> [Supplied material]:
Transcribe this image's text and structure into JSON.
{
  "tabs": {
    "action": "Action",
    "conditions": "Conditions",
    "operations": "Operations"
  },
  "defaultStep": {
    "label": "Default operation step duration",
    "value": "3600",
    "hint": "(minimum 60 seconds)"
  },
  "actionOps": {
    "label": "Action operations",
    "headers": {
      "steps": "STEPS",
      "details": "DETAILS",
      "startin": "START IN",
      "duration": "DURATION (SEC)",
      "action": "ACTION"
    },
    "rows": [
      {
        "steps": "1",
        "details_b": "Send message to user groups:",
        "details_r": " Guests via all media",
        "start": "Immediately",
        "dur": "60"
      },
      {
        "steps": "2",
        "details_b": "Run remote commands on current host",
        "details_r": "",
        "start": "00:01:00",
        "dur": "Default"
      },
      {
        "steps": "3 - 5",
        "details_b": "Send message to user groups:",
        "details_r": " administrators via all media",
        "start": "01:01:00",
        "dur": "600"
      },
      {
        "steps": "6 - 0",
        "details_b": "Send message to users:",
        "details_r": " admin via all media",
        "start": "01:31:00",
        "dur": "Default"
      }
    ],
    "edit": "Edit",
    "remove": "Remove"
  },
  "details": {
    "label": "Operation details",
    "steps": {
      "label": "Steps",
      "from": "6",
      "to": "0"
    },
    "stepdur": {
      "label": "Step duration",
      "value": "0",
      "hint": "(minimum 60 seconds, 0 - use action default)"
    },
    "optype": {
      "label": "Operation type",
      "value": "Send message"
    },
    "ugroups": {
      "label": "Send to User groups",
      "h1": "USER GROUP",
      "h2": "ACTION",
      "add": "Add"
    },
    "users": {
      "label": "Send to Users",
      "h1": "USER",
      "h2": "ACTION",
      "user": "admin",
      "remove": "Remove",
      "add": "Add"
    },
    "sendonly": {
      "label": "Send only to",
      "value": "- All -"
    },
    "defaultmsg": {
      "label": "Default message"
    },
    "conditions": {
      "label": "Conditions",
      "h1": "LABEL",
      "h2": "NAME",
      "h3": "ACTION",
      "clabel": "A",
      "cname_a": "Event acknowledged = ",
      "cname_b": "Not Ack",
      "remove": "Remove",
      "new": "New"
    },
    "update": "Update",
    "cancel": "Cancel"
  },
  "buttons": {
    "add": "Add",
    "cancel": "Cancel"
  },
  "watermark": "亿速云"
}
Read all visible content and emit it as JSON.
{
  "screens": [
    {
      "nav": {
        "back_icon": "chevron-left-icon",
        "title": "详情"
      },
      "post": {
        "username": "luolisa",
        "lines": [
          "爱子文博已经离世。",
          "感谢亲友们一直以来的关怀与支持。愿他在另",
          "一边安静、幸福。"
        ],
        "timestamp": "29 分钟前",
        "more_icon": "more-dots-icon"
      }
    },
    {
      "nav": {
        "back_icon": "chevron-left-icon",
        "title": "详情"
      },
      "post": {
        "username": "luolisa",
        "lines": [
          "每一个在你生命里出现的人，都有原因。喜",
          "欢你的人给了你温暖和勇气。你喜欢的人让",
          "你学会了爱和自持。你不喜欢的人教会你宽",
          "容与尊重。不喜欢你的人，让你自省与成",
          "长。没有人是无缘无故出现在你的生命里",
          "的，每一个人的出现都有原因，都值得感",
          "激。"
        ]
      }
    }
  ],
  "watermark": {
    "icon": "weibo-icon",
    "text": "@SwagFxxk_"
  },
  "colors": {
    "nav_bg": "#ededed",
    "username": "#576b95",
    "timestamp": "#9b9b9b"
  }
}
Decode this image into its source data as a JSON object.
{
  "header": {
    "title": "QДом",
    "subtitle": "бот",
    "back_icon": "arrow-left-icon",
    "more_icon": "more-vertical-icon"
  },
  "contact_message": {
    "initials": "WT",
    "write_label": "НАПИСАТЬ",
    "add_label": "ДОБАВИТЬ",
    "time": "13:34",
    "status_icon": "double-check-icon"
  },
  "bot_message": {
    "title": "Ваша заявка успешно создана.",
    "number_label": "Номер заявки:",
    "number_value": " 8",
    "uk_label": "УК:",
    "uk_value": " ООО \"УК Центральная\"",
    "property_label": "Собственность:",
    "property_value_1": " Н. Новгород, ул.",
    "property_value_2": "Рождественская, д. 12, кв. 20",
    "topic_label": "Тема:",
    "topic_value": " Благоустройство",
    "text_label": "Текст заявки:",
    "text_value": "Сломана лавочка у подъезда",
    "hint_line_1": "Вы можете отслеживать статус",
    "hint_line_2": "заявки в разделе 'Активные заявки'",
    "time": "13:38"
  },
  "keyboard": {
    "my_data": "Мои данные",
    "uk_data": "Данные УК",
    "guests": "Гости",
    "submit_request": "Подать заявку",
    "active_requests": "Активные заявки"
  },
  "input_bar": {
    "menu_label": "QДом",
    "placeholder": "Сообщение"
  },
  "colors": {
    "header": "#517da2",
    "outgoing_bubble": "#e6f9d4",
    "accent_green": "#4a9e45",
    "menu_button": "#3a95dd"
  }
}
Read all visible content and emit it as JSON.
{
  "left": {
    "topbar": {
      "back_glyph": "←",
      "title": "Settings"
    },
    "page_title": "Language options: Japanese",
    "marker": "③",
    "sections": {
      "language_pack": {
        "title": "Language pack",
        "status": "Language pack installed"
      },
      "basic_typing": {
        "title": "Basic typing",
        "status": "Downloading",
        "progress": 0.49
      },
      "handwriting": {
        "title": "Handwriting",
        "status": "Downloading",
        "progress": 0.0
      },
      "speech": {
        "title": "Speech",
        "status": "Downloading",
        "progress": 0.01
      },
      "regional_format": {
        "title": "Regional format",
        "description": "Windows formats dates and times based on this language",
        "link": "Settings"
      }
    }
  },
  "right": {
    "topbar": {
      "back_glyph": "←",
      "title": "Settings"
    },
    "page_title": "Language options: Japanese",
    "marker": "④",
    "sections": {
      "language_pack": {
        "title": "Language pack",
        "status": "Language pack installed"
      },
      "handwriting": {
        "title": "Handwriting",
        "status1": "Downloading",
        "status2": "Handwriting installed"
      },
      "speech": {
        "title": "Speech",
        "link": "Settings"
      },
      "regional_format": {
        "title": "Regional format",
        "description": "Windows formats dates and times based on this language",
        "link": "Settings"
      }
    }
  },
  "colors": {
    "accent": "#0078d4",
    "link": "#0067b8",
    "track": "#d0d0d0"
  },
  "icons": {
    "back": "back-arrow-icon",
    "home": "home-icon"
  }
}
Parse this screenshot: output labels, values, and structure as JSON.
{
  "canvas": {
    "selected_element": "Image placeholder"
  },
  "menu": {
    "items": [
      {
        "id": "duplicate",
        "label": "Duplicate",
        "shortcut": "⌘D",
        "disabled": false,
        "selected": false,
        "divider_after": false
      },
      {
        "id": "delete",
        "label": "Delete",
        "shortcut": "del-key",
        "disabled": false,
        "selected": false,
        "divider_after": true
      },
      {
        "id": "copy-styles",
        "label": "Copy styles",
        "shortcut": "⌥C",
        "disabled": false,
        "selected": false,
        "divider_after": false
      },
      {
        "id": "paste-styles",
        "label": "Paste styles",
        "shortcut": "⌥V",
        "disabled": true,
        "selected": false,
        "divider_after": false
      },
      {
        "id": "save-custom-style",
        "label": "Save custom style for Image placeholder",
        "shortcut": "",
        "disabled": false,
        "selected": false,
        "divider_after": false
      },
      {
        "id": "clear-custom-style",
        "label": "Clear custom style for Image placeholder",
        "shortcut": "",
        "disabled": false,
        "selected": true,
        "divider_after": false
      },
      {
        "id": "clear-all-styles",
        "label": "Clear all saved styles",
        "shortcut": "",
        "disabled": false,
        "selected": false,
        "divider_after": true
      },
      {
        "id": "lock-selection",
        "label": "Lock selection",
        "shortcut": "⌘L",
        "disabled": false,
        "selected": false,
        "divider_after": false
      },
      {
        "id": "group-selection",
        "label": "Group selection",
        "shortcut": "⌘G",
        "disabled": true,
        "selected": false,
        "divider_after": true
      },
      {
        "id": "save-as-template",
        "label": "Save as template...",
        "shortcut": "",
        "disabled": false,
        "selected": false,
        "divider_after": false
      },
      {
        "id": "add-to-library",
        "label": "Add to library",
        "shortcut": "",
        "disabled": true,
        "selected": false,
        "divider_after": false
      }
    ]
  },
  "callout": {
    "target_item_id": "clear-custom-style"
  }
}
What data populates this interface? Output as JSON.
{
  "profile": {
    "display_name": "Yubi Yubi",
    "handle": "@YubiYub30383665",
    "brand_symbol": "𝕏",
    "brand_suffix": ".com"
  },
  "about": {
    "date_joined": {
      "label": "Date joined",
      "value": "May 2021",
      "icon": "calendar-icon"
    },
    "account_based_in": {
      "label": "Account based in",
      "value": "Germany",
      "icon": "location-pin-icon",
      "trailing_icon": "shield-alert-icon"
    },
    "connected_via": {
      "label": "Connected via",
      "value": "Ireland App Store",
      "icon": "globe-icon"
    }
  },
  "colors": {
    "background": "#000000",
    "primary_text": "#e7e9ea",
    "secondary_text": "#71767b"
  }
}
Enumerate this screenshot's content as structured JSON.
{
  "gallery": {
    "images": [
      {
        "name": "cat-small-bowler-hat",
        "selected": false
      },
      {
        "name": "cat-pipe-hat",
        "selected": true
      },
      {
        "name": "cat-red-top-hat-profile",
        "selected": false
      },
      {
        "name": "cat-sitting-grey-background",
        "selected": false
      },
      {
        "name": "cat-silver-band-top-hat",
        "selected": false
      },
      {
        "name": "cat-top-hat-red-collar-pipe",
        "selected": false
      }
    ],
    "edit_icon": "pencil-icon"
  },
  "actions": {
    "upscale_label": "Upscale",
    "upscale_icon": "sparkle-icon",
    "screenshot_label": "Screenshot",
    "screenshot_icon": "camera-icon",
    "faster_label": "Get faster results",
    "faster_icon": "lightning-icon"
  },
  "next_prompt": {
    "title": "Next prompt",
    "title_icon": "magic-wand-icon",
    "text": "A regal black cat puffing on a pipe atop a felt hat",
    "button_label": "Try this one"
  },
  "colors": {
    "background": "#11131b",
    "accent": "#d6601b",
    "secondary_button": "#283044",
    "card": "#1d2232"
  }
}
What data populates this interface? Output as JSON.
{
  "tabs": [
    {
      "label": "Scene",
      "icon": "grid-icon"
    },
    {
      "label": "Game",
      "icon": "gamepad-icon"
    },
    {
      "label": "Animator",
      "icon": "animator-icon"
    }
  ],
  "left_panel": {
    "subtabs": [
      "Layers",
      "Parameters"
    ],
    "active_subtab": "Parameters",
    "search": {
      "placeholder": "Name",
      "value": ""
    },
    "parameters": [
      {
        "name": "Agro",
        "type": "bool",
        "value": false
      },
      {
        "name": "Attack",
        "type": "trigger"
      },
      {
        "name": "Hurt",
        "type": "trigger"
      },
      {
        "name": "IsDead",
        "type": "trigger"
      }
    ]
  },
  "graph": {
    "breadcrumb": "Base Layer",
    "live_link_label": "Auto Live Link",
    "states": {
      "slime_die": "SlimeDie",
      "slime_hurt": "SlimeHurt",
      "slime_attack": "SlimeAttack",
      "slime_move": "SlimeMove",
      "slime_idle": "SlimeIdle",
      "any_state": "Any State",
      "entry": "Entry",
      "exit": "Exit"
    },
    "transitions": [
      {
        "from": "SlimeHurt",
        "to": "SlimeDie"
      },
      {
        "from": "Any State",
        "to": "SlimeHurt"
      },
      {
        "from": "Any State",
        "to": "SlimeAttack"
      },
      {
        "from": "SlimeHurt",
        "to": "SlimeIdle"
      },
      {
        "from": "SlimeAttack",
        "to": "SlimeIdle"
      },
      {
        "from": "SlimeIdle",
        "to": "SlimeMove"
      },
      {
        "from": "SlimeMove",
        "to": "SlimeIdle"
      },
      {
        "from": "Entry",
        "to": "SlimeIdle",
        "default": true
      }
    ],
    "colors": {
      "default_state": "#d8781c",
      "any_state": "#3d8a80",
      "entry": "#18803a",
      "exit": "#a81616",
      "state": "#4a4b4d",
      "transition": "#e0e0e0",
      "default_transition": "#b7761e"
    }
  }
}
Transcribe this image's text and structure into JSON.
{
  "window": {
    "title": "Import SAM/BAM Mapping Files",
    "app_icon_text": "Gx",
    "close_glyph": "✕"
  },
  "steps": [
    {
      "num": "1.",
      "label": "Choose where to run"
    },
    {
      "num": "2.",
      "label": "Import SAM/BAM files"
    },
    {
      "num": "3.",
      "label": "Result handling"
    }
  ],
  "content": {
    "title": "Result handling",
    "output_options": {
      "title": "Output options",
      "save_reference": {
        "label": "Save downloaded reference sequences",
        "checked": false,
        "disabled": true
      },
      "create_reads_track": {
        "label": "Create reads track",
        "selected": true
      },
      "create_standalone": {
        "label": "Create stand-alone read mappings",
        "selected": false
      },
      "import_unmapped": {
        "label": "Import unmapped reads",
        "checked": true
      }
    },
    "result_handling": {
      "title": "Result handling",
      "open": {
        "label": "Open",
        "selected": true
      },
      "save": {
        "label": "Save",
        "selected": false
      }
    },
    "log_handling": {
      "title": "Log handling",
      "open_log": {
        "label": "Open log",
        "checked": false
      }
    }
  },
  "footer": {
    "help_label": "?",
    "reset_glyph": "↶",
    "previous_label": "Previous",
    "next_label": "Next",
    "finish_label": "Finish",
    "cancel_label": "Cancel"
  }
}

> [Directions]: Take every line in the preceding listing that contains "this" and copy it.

> [Output of the task]:
Transcribe this image's text and structure into JSON.
Decode this image into its source data as a JSON object.
        "description": "Windows formats dates and times based on this language",
        "description": "Windows formats dates and times based on this language",
Parse this screenshot: output labels, values, and structure as JSON.
What data populates this interface? Output as JSON.
Enumerate this screenshot's content as structured JSON.
    "button_label": "Try this one"
What data populates this interface? Output as JSON.
Transcribe this image's text and structure into JSON.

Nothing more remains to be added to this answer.